Larry David likes to have fun with casting, and in the Seinfeld reunion season (see below), Elisabeth Shue plays an actress up for the part of George’s ex-wife, a role eventually played by Cheryl, who bears a strong resemblance to Shue. And look, it’s Elisabeth Shue. If she’s in contention for something, she’s going on the list.
5. Wanda Sykes
She hasn’t shown up in a while, but throughout the first eight Curb seasons, the legendary stand-up (who seemed to be playing herself) was one of the few people you could cheer for when they told off Larry. Would be great to see her show up in the final season.
4. Mel Brooks
Although the season four storyline about Larry being cast in the Broadway production of The Producers felt like a bit of a stretch (Larry is many things, a song and dance man isn’t one of them), it nevertheless provided a great excuse for Larry to interact with comedy legend Brooks (playing himself), and they bounce off each other like vaudeville pros. Ben Stiller has some fun moments throughout this season, too.
3. Bob Einstein
The late writer/actor, formerly also known as joke stuntman Super Dave Osborne, (and the brother of #10), first showed up in season four as Marty Funkhouser, a member of Larry and Cheryl’s ambiguously monied social set, and throughout numerous appearances would become one of Larry’s greatest comic foils. David always seems closest to breaking when he’s in a scene with Einstein. He was like Curb‘s version of a recurring sitcom villain or something. His greatest ever moment came in season seven in an iconic scene when he tells an off-colour joke to Jerry Seinfeld while Larry stares on, horrified. Since Einstein’s passing in 2019, we’ve had his half-brother Freddie Funkhouser, played by Vince Vaughn. Who is pretty decent in the role.
2. Ted Danson

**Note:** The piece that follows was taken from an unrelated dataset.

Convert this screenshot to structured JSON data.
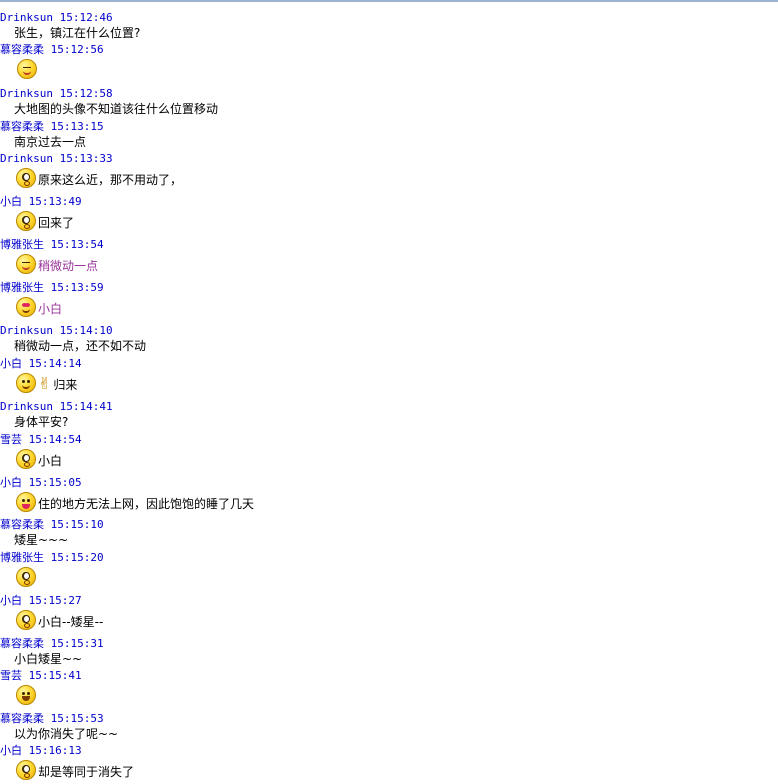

It’s extra amusing that Danson, who possesses some of the most finely-honed comedic timing in all of television, is such a consistent presence in Curb (he first showed up playing himself in the second episode) because he was the subject of several scornful comments from George during Seinfeld. Danson’s sporadic early appearances have ramped up in latter seasons to the point where he may be the closest thing to a main character outside of the Susie/Jeff/Leon/Cheryl core cast, especially as he is now with the latter. His sitcom sheen hilariously contrasts with Larry’s schlubbiness, making it never difficult to relate to Larry’s seething resentment of Danson.
1. The Seinfeld Cast
As a glorious culmination of what I described in the opening sentence of this article, Curb allowed Seinfeld to have a (long-resisted) reunion without having a reunion, by telling a season-long story about the making of a fictional Seinfeld reunion. It is a perfectly Seinfeldian outcome. It also gave Larry and Jerry the chance to say goodbye to these characters with a more appropriate grace note than the justly-derided Seinfeld series finalé, which provides fodder for jokes here.
Seinfeld himself, Julia Louis-Dreyfus, Jason Alexander (who had all previously showed up on Curb) and Michael Richards play themselves (and their Seinfeld characters, in the many scenes from the “reunion” that we see being filmed) throughout the season, and it’s pretty much pure joy from start to finish. Seeing Larry have a “George” dispute with Jason Alexander is a thing of wonder. We even get appearances from Seinfeld supporting players Estelle Harris (George’s mum), Steve Hytner (Bania) and Wayne Knight (Newman).
It’s a season-long meta-television moment that manages to trump the infamous series finale of Newhart, where the entire show was revealed to have been a dream in the head of the main character from Bob Newhart’s previous series, The Bob Newhart Show.